Published by EA Sports
Developed by EA Sports

A fine addition to the best boxing series on any console with only a few
minor bits keeping it from fistic utopia.

Fight Night Round 3 has for the XBox has swaggered into the ring, and in many
departments it's a big step up from the first two installments in this series.

Graphics:
7/10
Anybody who has seen the XBox 360 version of this game is going to instantly
be spoiled by it because there's no real comparison, but until developers
give up making games for the XBox, gamers who haven't shelled out the mucho
dinero for the new system are going to be getting dumbed down versions of
many games for their regular XBox systems. Ins some cases, like UbiSoft's
Ghost Recon: Advanced Warfighter, the dumbing down is fatal. Not in this
case. While not jaw-dropping the graphics get the job done.
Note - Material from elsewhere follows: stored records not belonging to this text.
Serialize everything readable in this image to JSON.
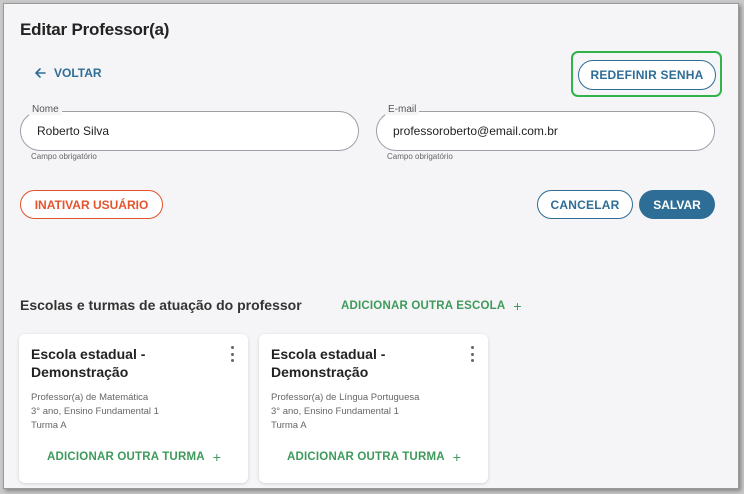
{
  "page": {
    "title": "Editar Professor(a)"
  },
  "nav": {
    "back_label": "VOLTAR"
  },
  "actions": {
    "reset_password_label": "REDEFINIR SENHA",
    "deactivate_label": "INATIVAR USUÁRIO",
    "cancel_label": "CANCELAR",
    "save_label": "SALVAR"
  },
  "form": {
    "name": {
      "label": "Nome",
      "value": "Roberto Silva",
      "helper": "Campo obrigatório"
    },
    "email": {
      "label": "E-mail",
      "value": "professoroberto@email.com.br",
      "helper": "Campo obrigatório"
    }
  },
  "schools_section": {
    "title": "Escolas e turmas de atuação do professor",
    "add_school_label": "ADICIONAR OUTRA ESCOLA",
    "cards": [
      {
        "school": "Escola estadual - Demonstração",
        "role": "Professor(a) de Matemática",
        "grade": "3° ano, Ensino Fundamental 1",
        "class": "Turma A",
        "add_class_label": "ADICIONAR OUTRA TURMA"
      },
      {
        "school": "Escola estadual - Demonstração",
        "role": "Professor(a) de Língua Portuguesa",
        "grade": "3° ano, Ensino Fundamental 1",
        "class": "Turma A",
        "add_class_label": "ADICIONAR OUTRA TURMA"
      }
    ]
  },
  "colors": {
    "primary": "#2e6d96",
    "danger": "#e3542e",
    "accent_green": "#3e9a5a",
    "highlight": "#2fb34a"
  },
  "icons": {
    "back": "arrow-left-icon",
    "plus": "plus-icon",
    "menu": "more-vertical-icon"
  }
}
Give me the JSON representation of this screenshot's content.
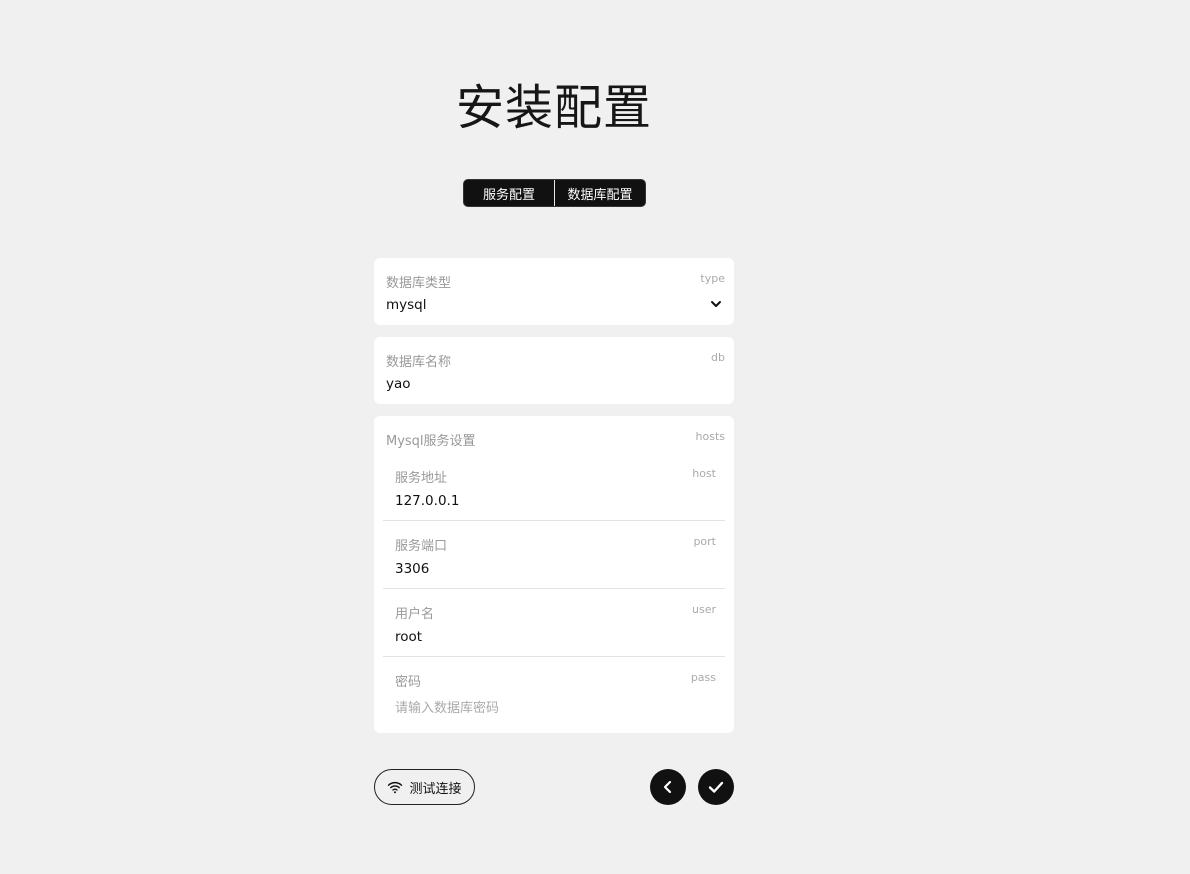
{
  "title": "安装配置",
  "tabs": [
    {
      "label": "服务配置"
    },
    {
      "label": "数据库配置"
    }
  ],
  "fields": {
    "type": {
      "label": "数据库类型",
      "key": "type",
      "value": "mysql"
    },
    "db": {
      "label": "数据库名称",
      "key": "db",
      "value": "yao"
    }
  },
  "hosts": {
    "label": "Mysql服务设置",
    "key": "hosts",
    "rows": [
      {
        "label": "服务地址",
        "key": "host",
        "value": "127.0.0.1",
        "placeholder": ""
      },
      {
        "label": "服务端口",
        "key": "port",
        "value": "3306",
        "placeholder": ""
      },
      {
        "label": "用户名",
        "key": "user",
        "value": "root",
        "placeholder": ""
      },
      {
        "label": "密码",
        "key": "pass",
        "value": "",
        "placeholder": "请输入数据库密码"
      }
    ]
  },
  "actions": {
    "test_label": "测试连接",
    "test_icon": "wifi-icon",
    "back_icon": "chevron-left-icon",
    "confirm_icon": "check-icon"
  },
  "colors": {
    "background": "#f0f0f0",
    "accent": "#111111",
    "card": "#ffffff",
    "muted": "#999999"
  }
}
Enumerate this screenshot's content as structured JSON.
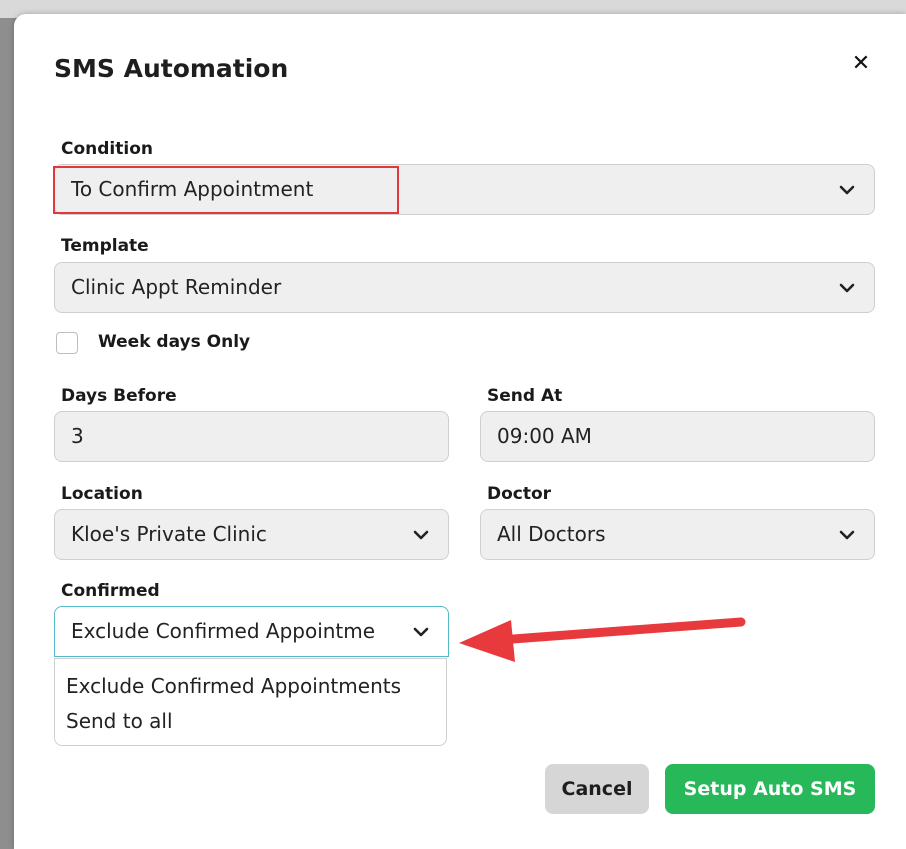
{
  "background": {
    "header_fragments": [
      "Days Before",
      "Send At",
      "Location"
    ]
  },
  "modal": {
    "title": "SMS Automation",
    "close_icon": "close-icon"
  },
  "form": {
    "condition": {
      "label": "Condition",
      "value": "To Confirm Appointment"
    },
    "template": {
      "label": "Template",
      "value": "Clinic Appt Reminder"
    },
    "weekdays_only": {
      "label": "Week days Only",
      "checked": false
    },
    "days_before": {
      "label": "Days Before",
      "value": "3"
    },
    "send_at": {
      "label": "Send At",
      "value": "09:00 AM"
    },
    "location": {
      "label": "Location",
      "value": "Kloe's Private Clinic"
    },
    "doctor": {
      "label": "Doctor",
      "value": "All Doctors"
    },
    "confirmed": {
      "label": "Confirmed",
      "value": "Exclude Confirmed Appointme",
      "options": [
        "Exclude Confirmed Appointments",
        "Send to all"
      ]
    }
  },
  "buttons": {
    "cancel": "Cancel",
    "setup": "Setup Auto SMS"
  },
  "colors": {
    "highlight_border": "#e0383d",
    "arrow": "#e8393d",
    "primary_button": "#27b85a",
    "focus_border": "#55b8c9"
  }
}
EA focused most
of the development on the gameplay this time around and didn't put much new
firepower into the graphics.

Audio
9/10
Sure SOUNDS like boxing. I swear you can hear loose teeth rattle around in
the opponent's mouth when you catch him with a ferocious hook. The sound is
great.

Controls:
9/10
Total Punch Control has relegated button-mashing boxing games to the ash heap
of history. Those who are getting into Fight Night for the first time will be
amazed at how much actual control you have over your fighter. After 10 or so
fights you'll be ducking and bobbing and weaving and throwing combinations
with ease.

Gameplay:
8/10
Three great modes of boxing are available in this game. Career, Play Now, and
ESPN Classics.
All three have much to commend them. In Career mode, you can create a boxer
and take him all the way from amateur to the title with plenty of mini-games
to play along the way. As in previous versions of Fight Night, there is a
great RPG element as you constantly upgrade your fighter with the training
games.
Your fighter's elements are:
Power
Speed
Agility
Stamina
Chin
Body
Heart
Cuts

You need to watch your ratings and keep them climbing, because the longer you
play the opponent's ratings keep going up. If you've loaded up on power, but
have neglected to build up your stamina or chin and body ratings, a faster
fighter who can make you miss will wear you down.

Play Now allows you to set up many intriguing match ups because unlike Career
mode, where you are always fighting guys in the same weight class, here you
can pit someone like Muhammad Ali against Roberto Duran.

ESPN Classics is a nice feature. You can relive Ali vs. Frazier, albeit in a
modern type arena. How about Sugar Ray Leonard vs. Marvin Hagler? Sugar and
Duran? There are about 12 classic match ups here from all weight classes, and
the fighters do look a lot like their counterparts, and most fight like them,
too.

Take Ali against Frazier. Move him back and around and he'll start dancing
with his gloves down around his waist.

Hagler fights just like the real Marvelous, stalking forward at all times and
throwing hooks.

The only bad things about the game is that there are no rankings any more, so
you can't really watch yourself climb up the ranks to the top. You are given
a rival to fight every few bouts, but that's not the same.

If you had Fight Night Round 2, I don't think there's that much of a
difference between the two, but if your last time in the ring was with the
first version of the game, then this is a definite buy.

Deaf Gamer's Grade: No subtitles anywhere to be found.  You'd think with all
the care that went into making this game a huge gaming industry giant like EA
would be able to spend a couple of benjamin's on subtitling it, but I guess
not.  Since it's a sports title not having subtitles might not matter that
much, but it does take away some of the immersion of the game not being able
to read what the corner men are saying between rounds. D

Overall Score: 8.8

by Brian Cates